FOR IMMEDIATE RELEASE (RIDGELY, MD - JULY 18, 2010)
Attending college nearly 300 miles away led Lisa Daffin to an internship opportunity just ten minutes from her home. For this intern, a passion for horticulture and nature and an interest in native plants made a summer at Adkins Arboretum a perfect fit.
A senior majoring in agribusiness management and rural development and minoring in horticulture at West Virginia University, Daffin grew up on a greenhouse operation and vegetable farm in Queen Anne, just minutes from the Arboretum.
"I knew about the Arboretum from living in the area and wanted to intern close to home," she says. "But I also wanted an internship that could offer a different experience than anything else I had done. My background isn't in native plants, and that's exactly why I wanted to come here.

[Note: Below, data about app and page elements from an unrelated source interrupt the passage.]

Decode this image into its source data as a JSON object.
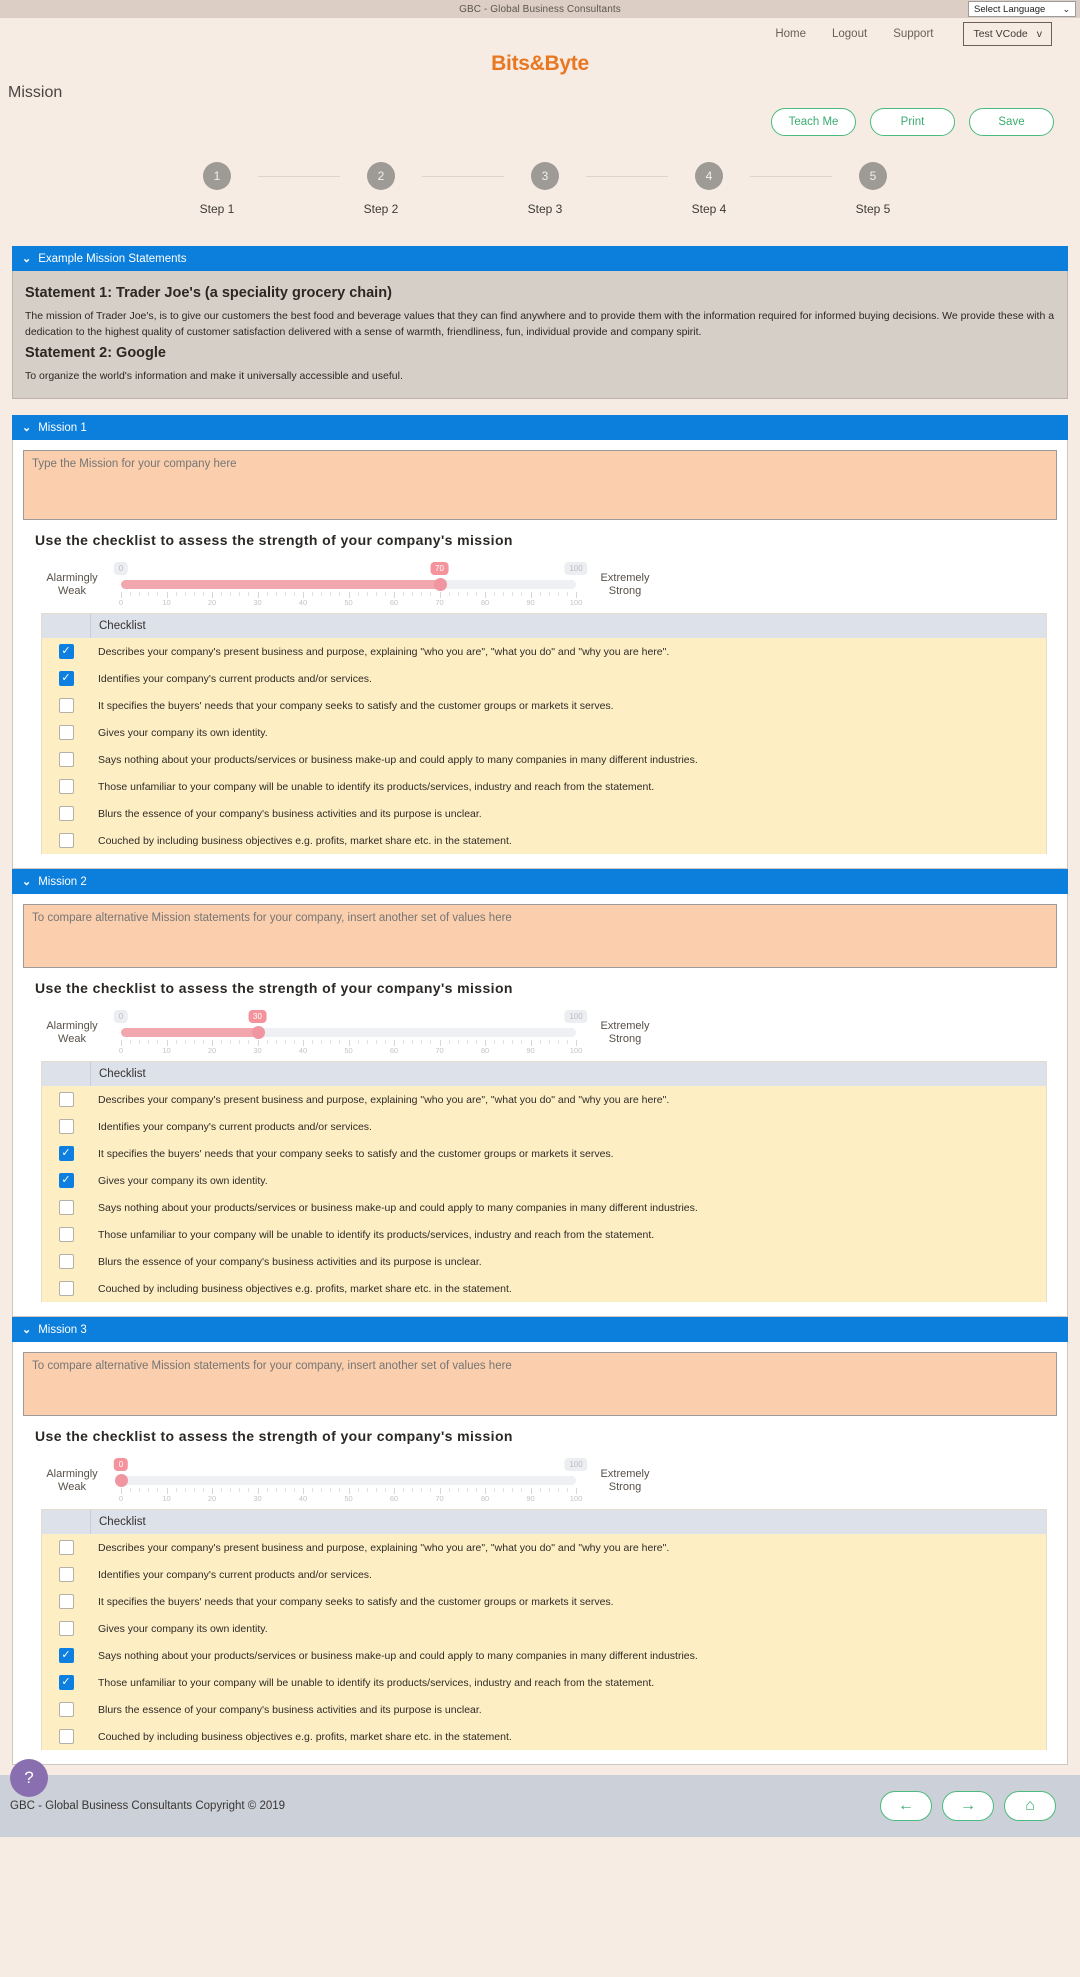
{
  "topbar": {
    "site_title": "GBC - Global Business Consultants",
    "language_selector": "Select Language",
    "language_chevron": "chevron-down-icon"
  },
  "nav": {
    "links": [
      "Home",
      "Logout",
      "Support"
    ],
    "user_code": "Test VCode",
    "user_chevron": "v"
  },
  "brand": {
    "name": "Bits&Byte",
    "color": "#e87722"
  },
  "page": {
    "title": "Mission"
  },
  "actions": [
    {
      "label": "Teach Me",
      "name": "teach-me-button"
    },
    {
      "label": "Print",
      "name": "print-button"
    },
    {
      "label": "Save",
      "name": "save-button"
    }
  ],
  "steps": [
    {
      "number": "1",
      "label": "Step 1"
    },
    {
      "number": "2",
      "label": "Step 2"
    },
    {
      "number": "3",
      "label": "Step 3"
    },
    {
      "number": "4",
      "label": "Step 4"
    },
    {
      "number": "5",
      "label": "Step 5"
    }
  ],
  "examples": {
    "header": "Example Mission Statements",
    "statement1_title": "Statement 1: Trader Joe's (a speciality grocery chain)",
    "statement1_text": "The mission of Trader Joe's, is to give our customers the best food and beverage values that they can find anywhere and to provide them with the information required for informed buying decisions. We provide these with a dedication to the highest quality of customer satisfaction delivered with a sense of warmth, friendliness, fun, individual provide and company spirit.",
    "statement2_title": "Statement 2: Google",
    "statement2_text": "To organize the world's information and make it universally accessible and useful."
  },
  "checklist_heading": "Use the checklist to assess the strength of your company's mission",
  "checklist_column_header": "Checklist",
  "slider_labels": {
    "low": "Alarmingly Weak",
    "low_line1": "Alarmingly",
    "low_line2": "Weak",
    "high_line1": "Extremely",
    "high_line2": "Strong",
    "min": "0",
    "max": "100",
    "ticks": [
      "0",
      "10",
      "20",
      "30",
      "40",
      "50",
      "60",
      "70",
      "80",
      "90",
      "100"
    ]
  },
  "checklist_items": [
    "Describes your company's present business and purpose, explaining \"who you are\", \"what you do\" and \"why you are here\".",
    "Identifies your company's current products and/or services.",
    "It specifies the buyers' needs that your company seeks to satisfy and the customer groups or markets it serves.",
    "Gives your company its own identity.",
    "Says nothing about your products/services or business make-up and could apply to many companies in many different industries.",
    "Those unfamiliar to your company will be unable to identify its products/services, industry and reach from the statement.",
    "Blurs the essence of your company's business activities and its purpose is unclear.",
    "Couched by including business objectives e.g. profits, market share etc. in the statement."
  ],
  "missions": [
    {
      "header": "Mission 1",
      "placeholder": "Type the Mission for your company here",
      "value": "",
      "score": 70,
      "checked": [
        true,
        true,
        false,
        false,
        false,
        false,
        false,
        false
      ]
    },
    {
      "header": "Mission 2",
      "placeholder": "To compare alternative Mission statements for your company, insert another set of values here",
      "value": "",
      "score": 30,
      "checked": [
        false,
        false,
        true,
        true,
        false,
        false,
        false,
        false
      ]
    },
    {
      "header": "Mission 3",
      "placeholder": "To compare alternative Mission statements for your company, insert another set of values here",
      "value": "",
      "score": 0,
      "checked": [
        false,
        false,
        false,
        false,
        true,
        true,
        false,
        false
      ]
    }
  ],
  "footer": {
    "copyright": "GBC - Global Business Consultants Copyright © 2019",
    "prev_icon": "←",
    "next_icon": "→",
    "home_icon": "⌂",
    "help_icon": "?"
  }
}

I wanted to know more."
Daffin began work in June and quickly jumped into nearly all aspects of the Arboretum's operation, from learning about visitor services to maintaining the grounds, working with volunteers, and learning about the day-to-day workings of a nonprofit organization. In addition, she is working on converting plant information signs to a new format so that shoppers at Arboretum plant sales can learn about plants before buying them.
She cites the Arboretum's education opportunities and staff interaction as reasons for enjoying her internship.

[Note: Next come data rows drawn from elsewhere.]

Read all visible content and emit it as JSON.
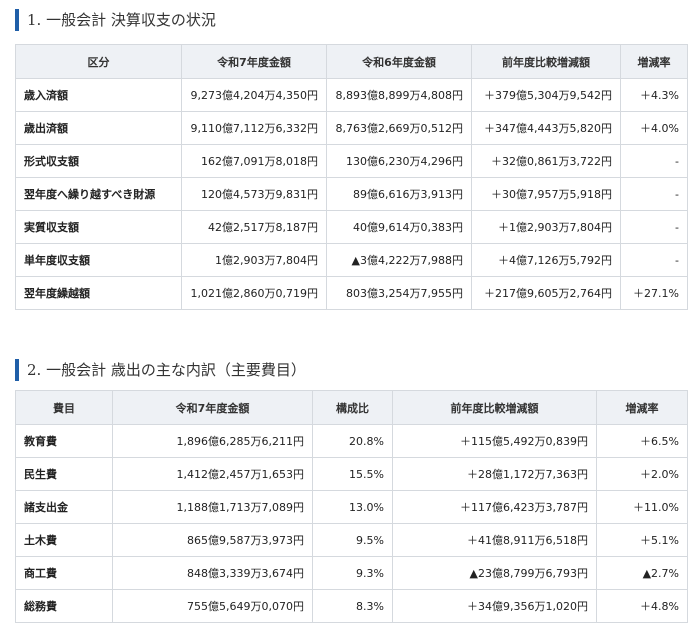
{
  "section1": {
    "title": "1. 一般会計 決算収支の状況",
    "headers": [
      "区分",
      "令和7年度金額",
      "令和6年度金額",
      "前年度比較増減額",
      "増減率"
    ],
    "rows": [
      [
        "歳入済額",
        "9,273億4,204万4,350円",
        "8,893億8,899万4,808円",
        "＋379億5,304万9,542円",
        "＋4.3%"
      ],
      [
        "歳出済額",
        "9,110億7,112万6,332円",
        "8,763億2,669万0,512円",
        "＋347億4,443万5,820円",
        "＋4.0%"
      ],
      [
        "形式収支額",
        "162億7,091万8,018円",
        "130億6,230万4,296円",
        "＋32億0,861万3,722円",
        "-"
      ],
      [
        "翌年度へ繰り越すべき財源",
        "120億4,573万9,831円",
        "89億6,616万3,913円",
        "＋30億7,957万5,918円",
        "-"
      ],
      [
        "実質収支額",
        "42億2,517万8,187円",
        "40億9,614万0,383円",
        "＋1億2,903万7,804円",
        "-"
      ],
      [
        "単年度収支額",
        "1億2,903万7,804円",
        "▲3億4,222万7,988円",
        "＋4億7,126万5,792円",
        "-"
      ],
      [
        "翌年度繰越額",
        "1,021億2,860万0,719円",
        "803億3,254万7,955円",
        "＋217億9,605万2,764円",
        "＋27.1%"
      ]
    ]
  },
  "section2": {
    "title": "2. 一般会計 歳出の主な内訳（主要費目）",
    "headers": [
      "費目",
      "令和7年度金額",
      "構成比",
      "前年度比較増減額",
      "増減率"
    ],
    "rows": [
      [
        "教育費",
        "1,896億6,285万6,211円",
        "20.8%",
        "＋115億5,492万0,839円",
        "＋6.5%"
      ],
      [
        "民生費",
        "1,412億2,457万1,653円",
        "15.5%",
        "＋28億1,172万7,363円",
        "＋2.0%"
      ],
      [
        "諸支出金",
        "1,188億1,713万7,089円",
        "13.0%",
        "＋117億6,423万3,787円",
        "＋11.0%"
      ],
      [
        "土木費",
        "865億9,587万3,973円",
        "9.5%",
        "＋41億8,911万6,518円",
        "＋5.1%"
      ],
      [
        "商工費",
        "848億3,339万3,674円",
        "9.3%",
        "▲23億8,799万6,793円",
        "▲2.7%"
      ],
      [
        "総務費",
        "755億5,649万0,070円",
        "8.3%",
        "＋34億9,356万1,020円",
        "＋4.8%"
      ]
    ]
  }
}
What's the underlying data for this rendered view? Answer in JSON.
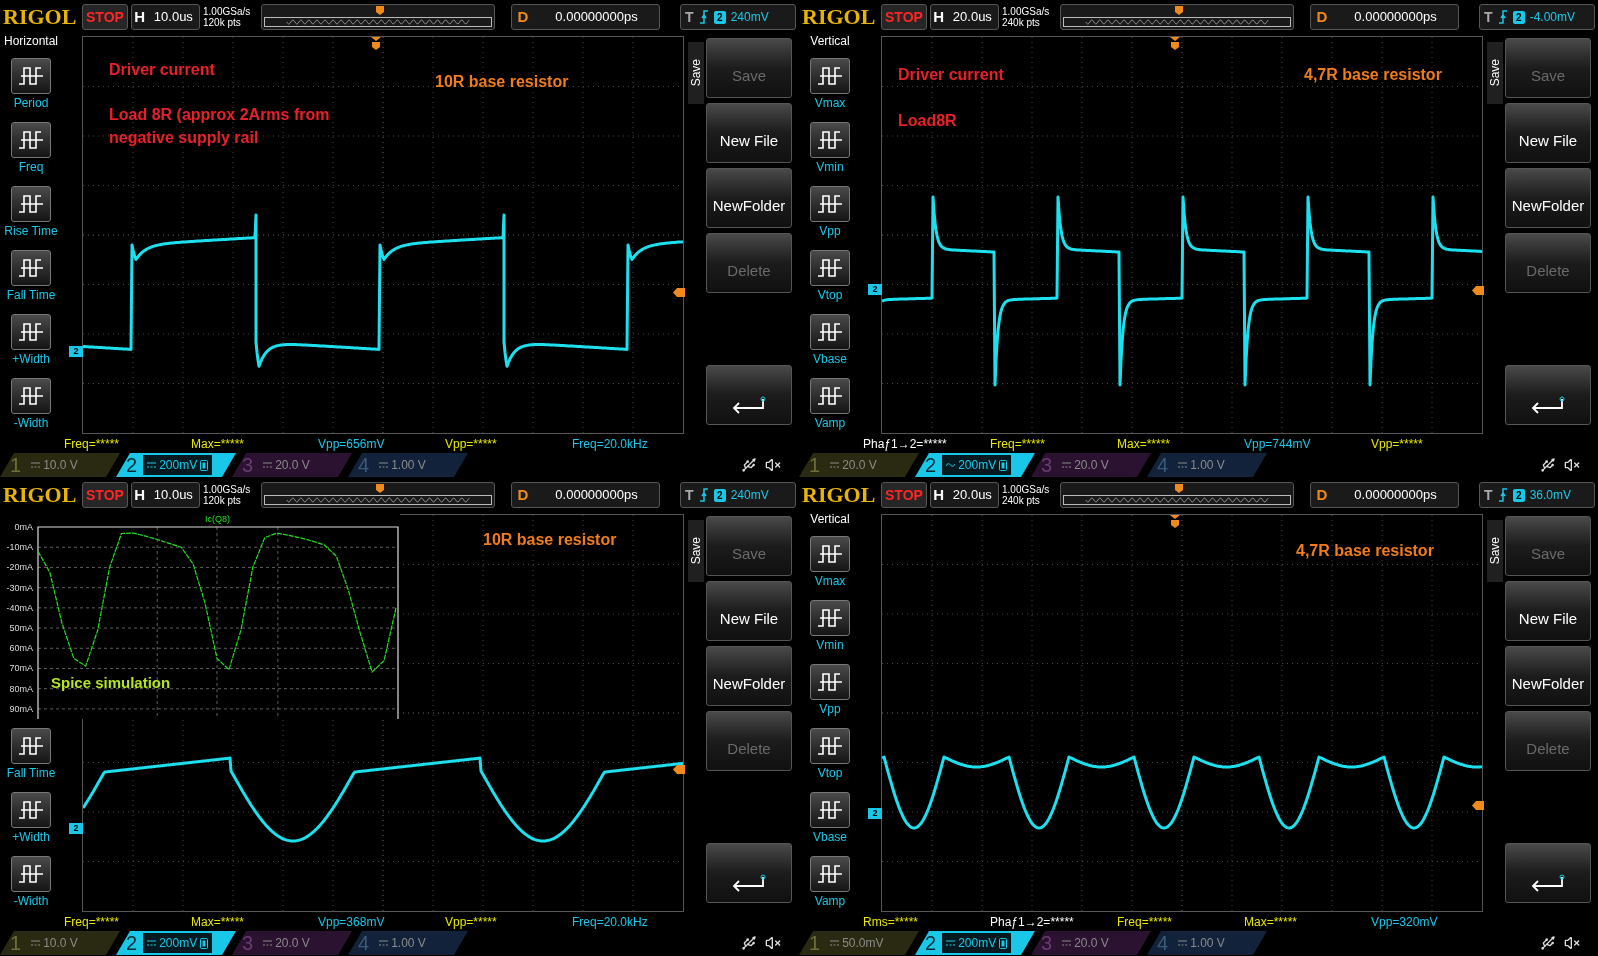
{
  "panels": [
    {
      "header": {
        "brand": "RIGOL",
        "run_state": "STOP",
        "timebase_label": "H",
        "timebase": "10.0us",
        "sample_rate": "1.00GSa/s",
        "memory_depth": "120k pts",
        "delay_label": "D",
        "delay": "0.00000000ps",
        "trigger_label": "T",
        "trigger_source": "2",
        "trigger_level": "240mV"
      },
      "left_menu": {
        "title": "Horizontal",
        "items": [
          {
            "label": "Period"
          },
          {
            "label": "Freq"
          },
          {
            "label": "Rise Time"
          },
          {
            "label": "Fall Time"
          },
          {
            "label": "+Width"
          },
          {
            "label": "-Width"
          }
        ]
      },
      "annotations": [
        {
          "text": "Driver current",
          "color": "#e8202a"
        },
        {
          "text": "Load 8R (approx 2Arms from\nnegative supply rail",
          "color": "#e8202a"
        },
        {
          "text": "10R base resistor",
          "color": "#f07c1a"
        }
      ],
      "trace": {
        "kind": "square",
        "channel_marker": "2"
      },
      "softkeys": {
        "title": "Save",
        "buttons": [
          {
            "kind": "text",
            "label": "Save",
            "disabled": true
          },
          {
            "kind": "text",
            "label": "New File",
            "disabled": false
          },
          {
            "kind": "text",
            "label": "NewFolder",
            "disabled": false
          },
          {
            "kind": "text",
            "label": "Delete",
            "disabled": true
          },
          {
            "kind": "return"
          }
        ]
      },
      "measurements": [
        {
          "text": "Freq=*****",
          "color": "#e8e800"
        },
        {
          "text": "Max=*****",
          "color": "#e8e800"
        },
        {
          "text": "Vpp=656mV",
          "color": "#19c8e8"
        },
        {
          "text": "Vpp=*****",
          "color": "#e8e800"
        },
        {
          "text": "Freq=20.0kHz",
          "color": "#19c8e8"
        }
      ],
      "channels": [
        {
          "number": "1",
          "ac_coupled": false,
          "scale": "10.0 V",
          "selected": false,
          "bw_limit": false
        },
        {
          "number": "2",
          "ac_coupled": false,
          "scale": "200mV",
          "selected": true,
          "bw_limit": true
        },
        {
          "number": "3",
          "ac_coupled": false,
          "scale": "20.0 V",
          "selected": false,
          "bw_limit": false
        },
        {
          "number": "4",
          "ac_coupled": false,
          "scale": "1.00 V",
          "selected": false,
          "bw_limit": false
        }
      ]
    },
    {
      "header": {
        "brand": "RIGOL",
        "run_state": "STOP",
        "timebase_label": "H",
        "timebase": "20.0us",
        "sample_rate": "1.00GSa/s",
        "memory_depth": "240k pts",
        "delay_label": "D",
        "delay": "0.00000000ps",
        "trigger_label": "T",
        "trigger_source": "2",
        "trigger_level": "-4.00mV"
      },
      "left_menu": {
        "title": "Vertical",
        "items": [
          {
            "label": "Vmax"
          },
          {
            "label": "Vmin"
          },
          {
            "label": "Vpp"
          },
          {
            "label": "Vtop"
          },
          {
            "label": "Vbase"
          },
          {
            "label": "Vamp"
          }
        ]
      },
      "annotations": [
        {
          "text": "Driver current",
          "color": "#e8202a"
        },
        {
          "text": "Load8R",
          "color": "#e8202a"
        },
        {
          "text": "4,7R base resistor",
          "color": "#f07c1a"
        }
      ],
      "trace": {
        "kind": "spikes",
        "channel_marker": "2"
      },
      "softkeys": {
        "title": "Save",
        "buttons": [
          {
            "kind": "text",
            "label": "Save",
            "disabled": true
          },
          {
            "kind": "text",
            "label": "New File",
            "disabled": false
          },
          {
            "kind": "text",
            "label": "NewFolder",
            "disabled": false
          },
          {
            "kind": "text",
            "label": "Delete",
            "disabled": true
          },
          {
            "kind": "return"
          }
        ]
      },
      "measurements": [
        {
          "text": "Phaƒ1→2=*****",
          "color": "#ffffff"
        },
        {
          "text": "Freq=*****",
          "color": "#e8e800"
        },
        {
          "text": "Max=*****",
          "color": "#e8e800"
        },
        {
          "text": "Vpp=744mV",
          "color": "#19c8e8"
        },
        {
          "text": "Vpp=*****",
          "color": "#e8e800"
        }
      ],
      "channels": [
        {
          "number": "1",
          "ac_coupled": false,
          "scale": "20.0 V",
          "selected": false,
          "bw_limit": false
        },
        {
          "number": "2",
          "ac_coupled": true,
          "scale": "200mV",
          "selected": true,
          "bw_limit": true
        },
        {
          "number": "3",
          "ac_coupled": false,
          "scale": "20.0 V",
          "selected": false,
          "bw_limit": false
        },
        {
          "number": "4",
          "ac_coupled": false,
          "scale": "1.00 V",
          "selected": false,
          "bw_limit": false
        }
      ]
    },
    {
      "header": {
        "brand": "RIGOL",
        "run_state": "STOP",
        "timebase_label": "H",
        "timebase": "10.0us",
        "sample_rate": "1.00GSa/s",
        "memory_depth": "120k pts",
        "delay_label": "D",
        "delay": "0.00000000ps",
        "trigger_label": "T",
        "trigger_source": "2",
        "trigger_level": "240mV"
      },
      "left_menu": {
        "items": [
          {
            "label": "Fall Time"
          },
          {
            "label": "+Width"
          },
          {
            "label": "-Width"
          }
        ]
      },
      "annotations": [
        {
          "text": "10R base resistor",
          "color": "#f07c1a"
        }
      ],
      "inset": {
        "caption": "Spice simulation",
        "chart_data": {
          "type": "line",
          "grid": true,
          "series": [
            {
              "name": "Ic(Q8)",
              "color": "#22e022",
              "line_style": "dashed",
              "values": [
                -12,
                -22.5,
                -47.5,
                -65,
                -68.8,
                -51.1,
                -20,
                -3.2,
                -3,
                -4.5,
                -6.2,
                -8.1,
                -10,
                -18.3,
                -37.8,
                -65,
                -70.6,
                -51.1,
                -20,
                -5.3,
                -3,
                -4.1,
                -5.4,
                -7,
                -8.9,
                -14.4,
                -31.1,
                -52.5,
                -71.7,
                -66.1,
                -40
              ]
            }
          ],
          "ylim": [
            -94,
            0
          ],
          "yticks": [
            {
              "value": 0,
              "label": "0mA"
            },
            {
              "value": -10,
              "label": "-10mA"
            },
            {
              "value": -20,
              "label": "-20mA"
            },
            {
              "value": -30,
              "label": "-30mA"
            },
            {
              "value": -40,
              "label": "-40mA"
            },
            {
              "value": -50,
              "label": "50mA"
            },
            {
              "value": -60,
              "label": "60mA"
            },
            {
              "value": -70,
              "label": "70mA"
            },
            {
              "value": -80,
              "label": "80mA"
            },
            {
              "value": -90,
              "label": "90mA"
            }
          ]
        }
      },
      "trace": {
        "kind": "clipped",
        "channel_marker": "2"
      },
      "softkeys": {
        "title": "Save",
        "buttons": [
          {
            "kind": "text",
            "label": "Save",
            "disabled": true
          },
          {
            "kind": "text",
            "label": "New File",
            "disabled": false
          },
          {
            "kind": "text",
            "label": "NewFolder",
            "disabled": false
          },
          {
            "kind": "text",
            "label": "Delete",
            "disabled": true
          },
          {
            "kind": "return"
          }
        ]
      },
      "measurements": [
        {
          "text": "Freq=*****",
          "color": "#e8e800"
        },
        {
          "text": "Max=*****",
          "color": "#e8e800"
        },
        {
          "text": "Vpp=368mV",
          "color": "#19c8e8"
        },
        {
          "text": "Vpp=*****",
          "color": "#e8e800"
        },
        {
          "text": "Freq=20.0kHz",
          "color": "#19c8e8"
        }
      ],
      "channels": [
        {
          "number": "1",
          "ac_coupled": false,
          "scale": "10.0 V",
          "selected": false,
          "bw_limit": false
        },
        {
          "number": "2",
          "ac_coupled": false,
          "scale": "200mV",
          "selected": true,
          "bw_limit": true
        },
        {
          "number": "3",
          "ac_coupled": false,
          "scale": "20.0 V",
          "selected": false,
          "bw_limit": false
        },
        {
          "number": "4",
          "ac_coupled": false,
          "scale": "1.00 V",
          "selected": false,
          "bw_limit": false
        }
      ]
    },
    {
      "header": {
        "brand": "RIGOL",
        "run_state": "STOP",
        "timebase_label": "H",
        "timebase": "20.0us",
        "sample_rate": "1.00GSa/s",
        "memory_depth": "240k pts",
        "delay_label": "D",
        "delay": "0.00000000ps",
        "trigger_label": "T",
        "trigger_source": "2",
        "trigger_level": "36.0mV"
      },
      "left_menu": {
        "title": "Vertical",
        "items": [
          {
            "label": "Vmax"
          },
          {
            "label": "Vmin"
          },
          {
            "label": "Vpp"
          },
          {
            "label": "Vtop"
          },
          {
            "label": "Vbase"
          },
          {
            "label": "Vamp"
          }
        ]
      },
      "annotations": [
        {
          "text": "4,7R base resistor",
          "color": "#f07c1a"
        }
      ],
      "trace": {
        "kind": "scallop",
        "channel_marker": "2"
      },
      "softkeys": {
        "title": "Save",
        "buttons": [
          {
            "kind": "text",
            "label": "Save",
            "disabled": true
          },
          {
            "kind": "text",
            "label": "New File",
            "disabled": false
          },
          {
            "kind": "text",
            "label": "NewFolder",
            "disabled": false
          },
          {
            "kind": "text",
            "label": "Delete",
            "disabled": true
          },
          {
            "kind": "return"
          }
        ]
      },
      "measurements": [
        {
          "text": "Rms=*****",
          "color": "#e8e800"
        },
        {
          "text": "Phaƒ1→2=*****",
          "color": "#ffffff"
        },
        {
          "text": "Freq=*****",
          "color": "#e8e800"
        },
        {
          "text": "Max=*****",
          "color": "#e8e800"
        },
        {
          "text": "Vpp=320mV",
          "color": "#19c8e8"
        }
      ],
      "channels": [
        {
          "number": "1",
          "ac_coupled": false,
          "scale": "50.0mV",
          "selected": false,
          "bw_limit": false
        },
        {
          "number": "2",
          "ac_coupled": false,
          "scale": "200mV",
          "selected": true,
          "bw_limit": true
        },
        {
          "number": "3",
          "ac_coupled": false,
          "scale": "20.0 V",
          "selected": false,
          "bw_limit": false
        },
        {
          "number": "4",
          "ac_coupled": false,
          "scale": "1.00 V",
          "selected": false,
          "bw_limit": false
        }
      ]
    }
  ]
}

"After I had my interview and met the staff, I really hoped I was offered the position. I was so excited when I was chosen and am grateful for the opportunity," says Daffin. "I absolutely love it here and am learning so much every day. I am lucky to be working with such knowledgeable and passionate people."
Daffin will return to school this fall and will continue her work as an undergraduate assistant in WVU's horticulture tissue culture lab. Upon graduation in December, she plans to work toward a master's degree in horticulture at WVU and eventually hopes to work in a research setting or teach horticulture at the college level. "I really have a passion for horticulture and love sharing that passion with others," she says. "If I could teach horticulture, it would be my dream job."
Adkins Arboretum is a 400-acre native garden and preserve at the headwaters of Tuckahoe Creek in Caroline County. Open year round, the Arboretum offers educational programs for all ages about nature and gardening. Through its Campaign to Build a Green Legacy, the Arboretum will build a new LEED-certified Arboretum Center and redesign its entrance to broaden educational offerings and public outreach initiatives promoting best practices in conservation and land stewardship. For additional information about Arboretum programs, visit www.adkinsarboretum.org or call 410-634-2847, ext. 0.